Seashore Watcher / Complete Minibeast Explorer’s Kit

Seashore Watcher
Maya Plass
QED

If you are heading to the coast and in particular the seashore, then here’s a handy information book, cleverly enclosed within a zipped waterproof plastic folder.

From pebbles to plankton, corals to crabs and starfish to sharks, the seashore comes to life through photographs,

facts, tips, safety recommendations and more.

Whether you want to be a seashore watcher observing seals, seabirds or dolphins and porpoises, try your hand as a sand sculptor, get creative using things you’ve collected on the beach, help with beach cleaning, or even collect seaweed and try the recipe for jelly, you’re bound to find something to make your seaside visit exciting and worthwhile.

The back matter includes notes for adults, a glossary and index.

You’ll certainly get more out of your seaside foray if you tuck a copy of this informative and engaging book, compiled by marine and coastal ecologist Maya Plass, in your bag.

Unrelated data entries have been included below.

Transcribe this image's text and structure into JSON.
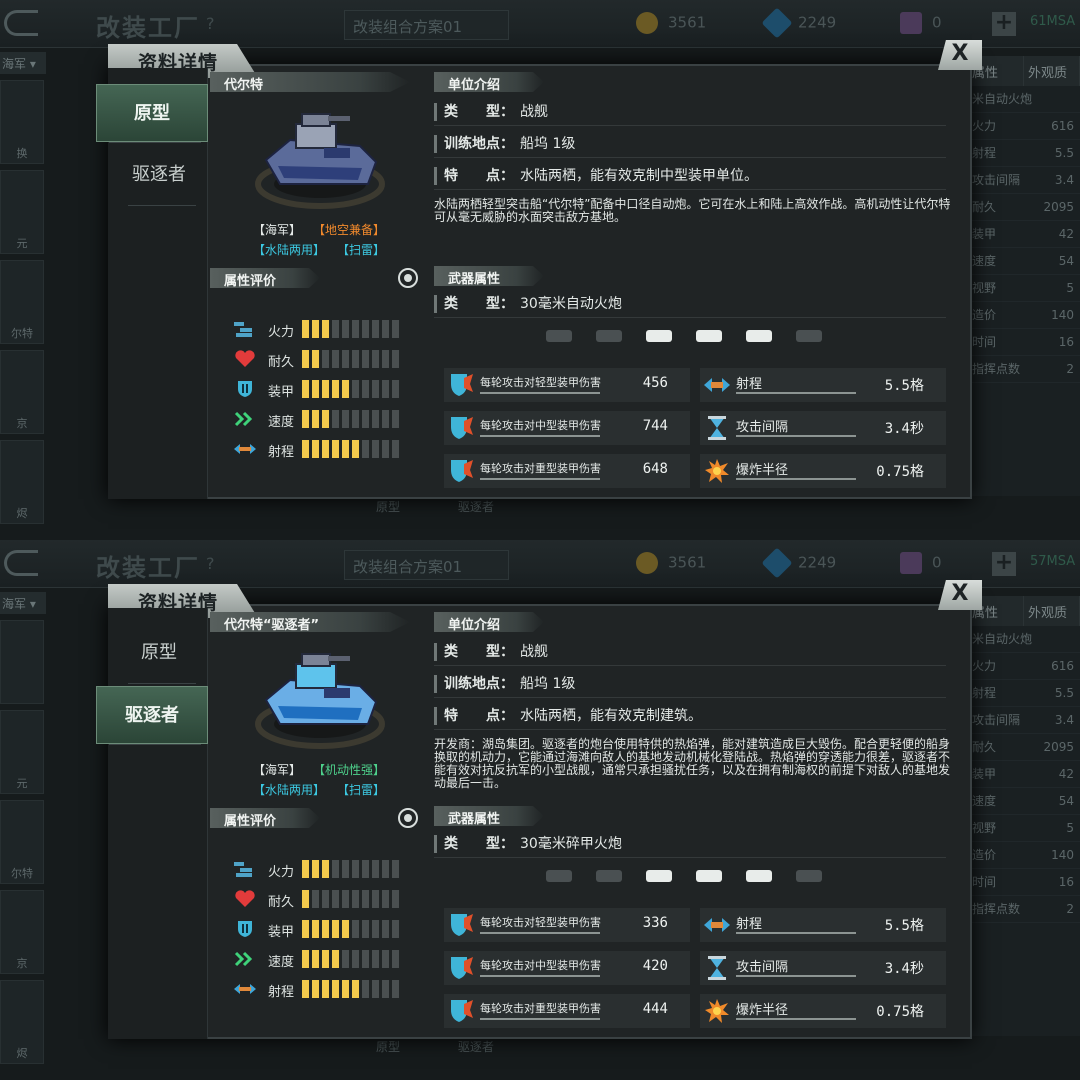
{
  "background": {
    "title": "改装工厂",
    "help": "?",
    "scheme": "改装组合方案01",
    "gold": "3561",
    "gems": "2249",
    "cards": "0",
    "id_text_top": "61MSA",
    "id_text_bottom": "57MSA",
    "filter": "海军",
    "left_thumbs": [
      "换",
      "元",
      "尔特",
      "京",
      "烬"
    ],
    "left_thumbs_bottom": [
      "",
      "元",
      "尔特",
      "京",
      "烬"
    ],
    "zoom_label": "资料详情",
    "right_tabs": [
      "属性",
      "外观质"
    ],
    "right_rows": [
      {
        "label": "米自动火炮",
        "value": ""
      },
      {
        "label": "火力",
        "value": "616"
      },
      {
        "label": "射程",
        "value": "5.5"
      },
      {
        "label": "攻击间隔",
        "value": "3.4"
      },
      {
        "label": "耐久",
        "value": "2095"
      },
      {
        "label": "装甲",
        "value": "42"
      },
      {
        "label": "速度",
        "value": "54"
      },
      {
        "label": "视野",
        "value": "5"
      },
      {
        "label": "造价",
        "value": "140"
      },
      {
        "label": "时间",
        "value": "16"
      },
      {
        "label": "指挥点数",
        "value": "2"
      }
    ],
    "bottom_labels": [
      "原型",
      "驱逐者"
    ]
  },
  "dialog_title": "资料详情",
  "close_label": "X",
  "panels": [
    {
      "tabs": [
        "原型",
        "驱逐者"
      ],
      "active_tab": 0,
      "unit_name": "代尔特",
      "tags": [
        {
          "text": "【海军】",
          "color": "white"
        },
        {
          "text": "【地空兼备】",
          "color": "orange"
        },
        {
          "text": "【水陆两用】",
          "color": "cyan"
        },
        {
          "text": "【扫雷】",
          "color": "cyan"
        }
      ],
      "attr_header": "属性评价",
      "attributes": [
        {
          "label": "火力",
          "icon": "firepower-icon",
          "value": 3,
          "max": 10
        },
        {
          "label": "耐久",
          "icon": "heart-icon",
          "value": 2,
          "max": 10
        },
        {
          "label": "装甲",
          "icon": "shield-icon",
          "value": 5,
          "max": 10
        },
        {
          "label": "速度",
          "icon": "chevron-speed-icon",
          "value": 3,
          "max": 10
        },
        {
          "label": "射程",
          "icon": "range-arrow-icon",
          "value": 6,
          "max": 10
        }
      ],
      "intro_header": "单位介绍",
      "intro_rows": [
        {
          "label": "类　　型：",
          "value": "战舰"
        },
        {
          "label": "训练地点：",
          "value": "船坞 1级"
        },
        {
          "label": "特　　点：",
          "value": "水陆两栖，能有效克制中型装甲单位。"
        }
      ],
      "description": "水陆两栖轻型突击船“代尔特”配备中口径自动炮。它可在水上和陆上高效作战。高机动性让代尔特可从毫无威胁的水面突击敌方基地。",
      "weapon_header": "武器属性",
      "weapon_type_label": "类　　型：",
      "weapon_type": "30毫米自动火炮",
      "targets": [
        {
          "icon": "jet-icon",
          "active": false
        },
        {
          "icon": "plane-icon",
          "active": false
        },
        {
          "icon": "helicopter-icon",
          "active": true
        },
        {
          "icon": "tank-icon",
          "active": true
        },
        {
          "icon": "ship-icon",
          "active": true
        },
        {
          "icon": "submarine-icon",
          "active": false
        }
      ],
      "stats": [
        {
          "name": "每轮攻击对轻型装甲伤害",
          "value": "456"
        },
        {
          "name": "射程",
          "value": "5.5格"
        },
        {
          "name": "每轮攻击对中型装甲伤害",
          "value": "744"
        },
        {
          "name": "攻击间隔",
          "value": "3.4秒"
        },
        {
          "name": "每轮攻击对重型装甲伤害",
          "value": "648"
        },
        {
          "name": "爆炸半径",
          "value": "0.75格"
        }
      ]
    },
    {
      "tabs": [
        "原型",
        "驱逐者"
      ],
      "active_tab": 1,
      "unit_name": "代尔特“驱逐者”",
      "tags": [
        {
          "text": "【海军】",
          "color": "white"
        },
        {
          "text": "【机动性强】",
          "color": "green"
        },
        {
          "text": "【水陆两用】",
          "color": "cyan"
        },
        {
          "text": "【扫雷】",
          "color": "cyan"
        }
      ],
      "attr_header": "属性评价",
      "attributes": [
        {
          "label": "火力",
          "icon": "firepower-icon",
          "value": 3,
          "max": 10
        },
        {
          "label": "耐久",
          "icon": "heart-icon",
          "value": 1,
          "max": 10
        },
        {
          "label": "装甲",
          "icon": "shield-icon",
          "value": 5,
          "max": 10
        },
        {
          "label": "速度",
          "icon": "chevron-speed-icon",
          "value": 4,
          "max": 10
        },
        {
          "label": "射程",
          "icon": "range-arrow-icon",
          "value": 6,
          "max": 10
        }
      ],
      "intro_header": "单位介绍",
      "intro_rows": [
        {
          "label": "类　　型：",
          "value": "战舰"
        },
        {
          "label": "训练地点：",
          "value": "船坞 1级"
        },
        {
          "label": "特　　点：",
          "value": "水陆两栖，能有效克制建筑。"
        }
      ],
      "description": "开发商：湖岛集团。驱逐者的炮台使用特供的热焰弹，能对建筑造成巨大毁伤。配合更轻便的船身换取的机动力，它能通过海滩向敌人的基地发动机械化登陆战。热焰弹的穿透能力很差，驱逐者不能有效对抗反抗军的小型战舰，通常只承担骚扰任务，以及在拥有制海权的前提下对敌人的基地发动最后一击。",
      "weapon_header": "武器属性",
      "weapon_type_label": "类　　型：",
      "weapon_type": "30毫米碎甲火炮",
      "targets": [
        {
          "icon": "jet-icon",
          "active": false
        },
        {
          "icon": "plane-icon",
          "active": false
        },
        {
          "icon": "helicopter-icon",
          "active": true
        },
        {
          "icon": "tank-icon",
          "active": true
        },
        {
          "icon": "ship-icon",
          "active": true
        },
        {
          "icon": "submarine-icon",
          "active": false
        }
      ],
      "stats": [
        {
          "name": "每轮攻击对轻型装甲伤害",
          "value": "336"
        },
        {
          "name": "射程",
          "value": "5.5格"
        },
        {
          "name": "每轮攻击对中型装甲伤害",
          "value": "420"
        },
        {
          "name": "攻击间隔",
          "value": "3.4秒"
        },
        {
          "name": "每轮攻击对重型装甲伤害",
          "value": "444"
        },
        {
          "name": "爆炸半径",
          "value": "0.75格"
        }
      ]
    }
  ],
  "colors": {
    "accent_green": "#456654",
    "bar_on": "#f2c94c",
    "tag_orange": "#f0892c",
    "tag_cyan": "#3cc9e2",
    "tag_green": "#4ed18c"
  }
}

National Trust: Complete Minibeast Explorer’s Kit
Robyn Swift and Hannah Alice
Nosy Crow

Here’s the ideal thing to encourage children to get out and discovering about the wealth of minibeasts that are all around us.

Enclosed within the backpack are a guide book for explorers featuring more than 60 creatures and containing a wealth of information about identification, habitats, lifecycles and more; a small blank notebook in which to record observations, and a magnifying minibeast collector for enthusiasts to look closely at beetles, caterpillars, spiders, slugs, worms and anything else of interest.

I’ve just returned from a walk along the canal not far from where I live and was able on my return, (I hadn’t taken the book) to identify the small red beetle I saw on cow parsley as a Soldier Beetle using the illustration from the guide book. Hannah Alice’s clear illustrations are somewhat stylised but easily recognisable.

In addition to the fascinating facts provided by Robyn Swift – did you know that even if a cockroach has its head cut off, it can live for up to nine days? I certainly didn’t before reading it here -at the back of the book there’s an index, a glossary, a quiz, a scale guide and a classification chart.

Just the kind of kit to whet the appetites of potential young naturalists.

Post a comment or leave a trackback: Trackback URL.

Leave a Reply

Fill in your details below or click an icon to log in:

WordPress.com Logo

You are commenting using your WordPress.com account. Log Out /  Change )

Google+ photo

You are commenting using your Google+ account. Log Out /  Change )

Twitter picture

You are commenting using your Twitter account. Log Out /  Change )

Facebook photo

You are commenting using your Facebook account. Log Out /  Change )

w

Connecting to %s

This site uses Akismet to reduce spam. Learn how your comment data is processed.

%d bloggers like this: